Hughes was introduced to the family business – his great-grandfather purchased the company in 1904 – at a young age, going on tower inspections with his father during school holidays. “I’d sit at the top of the tower and write down measurements that he shouted out at me,” he recalls. Hughes “drifted” into working at the foundry, starting in the workshop in 1966. Now office based, he still keeps his hand in. “Nobody here can do everything,” he says. “We have loam-moulding, sand-moulding, tower bell tuning, handbell tuning, leatherwork, carpentry, joinery, fitters, turners, blacksmiths, bell hangers, steel fabricators. I started in the loam shop and still have the record for the greatest number of loam hand-mixes in one day, I did eight – the closest anybody has got is six. I have done frame building and bell hanging and I am currently the blacksmith’s mate. I enjoy the physical work. You end the day thirsty, dirty and exhausted but can fix it with a beer, bath and bed.”

Running the bell foundry is, Hughes suggests, tiring but satisfying work. “I like the idea that I am involved in creating things that will still be operating not only years after I have died, but possibly centuries,” he muses. “Not many people are in such a fortunate position that they will leave something behind that will outlive them so long.” No wonder the foundry seems timeless. Back outside, the 21st century continues. Upon leaving the foundry, a tiny bell above the door chimes clearly and with pride.

http://www.whitechapelbellfoundry.co.uk/

Funding film about Tin Pan Alley

I’ve written about Denmark Street before – that strangely old-fashioned almost Brooklyn-style street on the border of Soho and Covent Garden that for decades has been home to various aspects of the music industry in the UK.

Tin Pan Alley Tales is a film that plans to tell the story of this small but vitally important street but it needs funding. Made by campaigner Henry Scott-Irvine, the film will tell the stories of the 22 buildings that make up Denmark Street and trace its progression from home of pre-war publishers and songwriters, through skiffle, pop and rock, punk and to the present day.

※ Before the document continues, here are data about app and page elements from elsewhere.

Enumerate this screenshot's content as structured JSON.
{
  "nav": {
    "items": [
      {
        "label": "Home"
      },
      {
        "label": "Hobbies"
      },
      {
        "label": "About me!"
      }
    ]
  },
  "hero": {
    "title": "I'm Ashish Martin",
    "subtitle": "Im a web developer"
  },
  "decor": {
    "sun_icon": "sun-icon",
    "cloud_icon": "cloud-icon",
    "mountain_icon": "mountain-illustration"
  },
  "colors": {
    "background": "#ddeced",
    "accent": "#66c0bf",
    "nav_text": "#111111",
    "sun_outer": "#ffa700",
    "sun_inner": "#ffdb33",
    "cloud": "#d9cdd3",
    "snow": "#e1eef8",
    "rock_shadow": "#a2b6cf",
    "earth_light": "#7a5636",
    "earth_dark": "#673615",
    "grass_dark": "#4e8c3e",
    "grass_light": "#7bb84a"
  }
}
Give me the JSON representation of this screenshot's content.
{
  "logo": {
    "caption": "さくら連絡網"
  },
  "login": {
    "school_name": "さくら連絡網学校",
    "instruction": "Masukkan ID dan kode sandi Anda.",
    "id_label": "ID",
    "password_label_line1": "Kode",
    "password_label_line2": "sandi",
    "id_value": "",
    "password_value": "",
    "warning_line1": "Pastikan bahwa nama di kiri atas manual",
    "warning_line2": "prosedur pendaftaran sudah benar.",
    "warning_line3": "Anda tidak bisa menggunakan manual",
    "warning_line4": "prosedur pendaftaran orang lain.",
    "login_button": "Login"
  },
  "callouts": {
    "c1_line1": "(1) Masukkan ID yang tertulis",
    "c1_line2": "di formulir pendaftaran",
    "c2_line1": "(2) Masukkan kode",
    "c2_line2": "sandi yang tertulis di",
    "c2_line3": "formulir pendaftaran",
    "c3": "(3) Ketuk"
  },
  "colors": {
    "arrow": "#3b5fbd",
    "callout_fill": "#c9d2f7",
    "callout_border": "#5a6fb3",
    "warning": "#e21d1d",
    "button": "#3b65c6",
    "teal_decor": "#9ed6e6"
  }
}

It will provide an important and fascinating document of a London street that has been at the forefront of popular culture for decades but which is now under threat from London’s rampant development.

To make a donation, go here.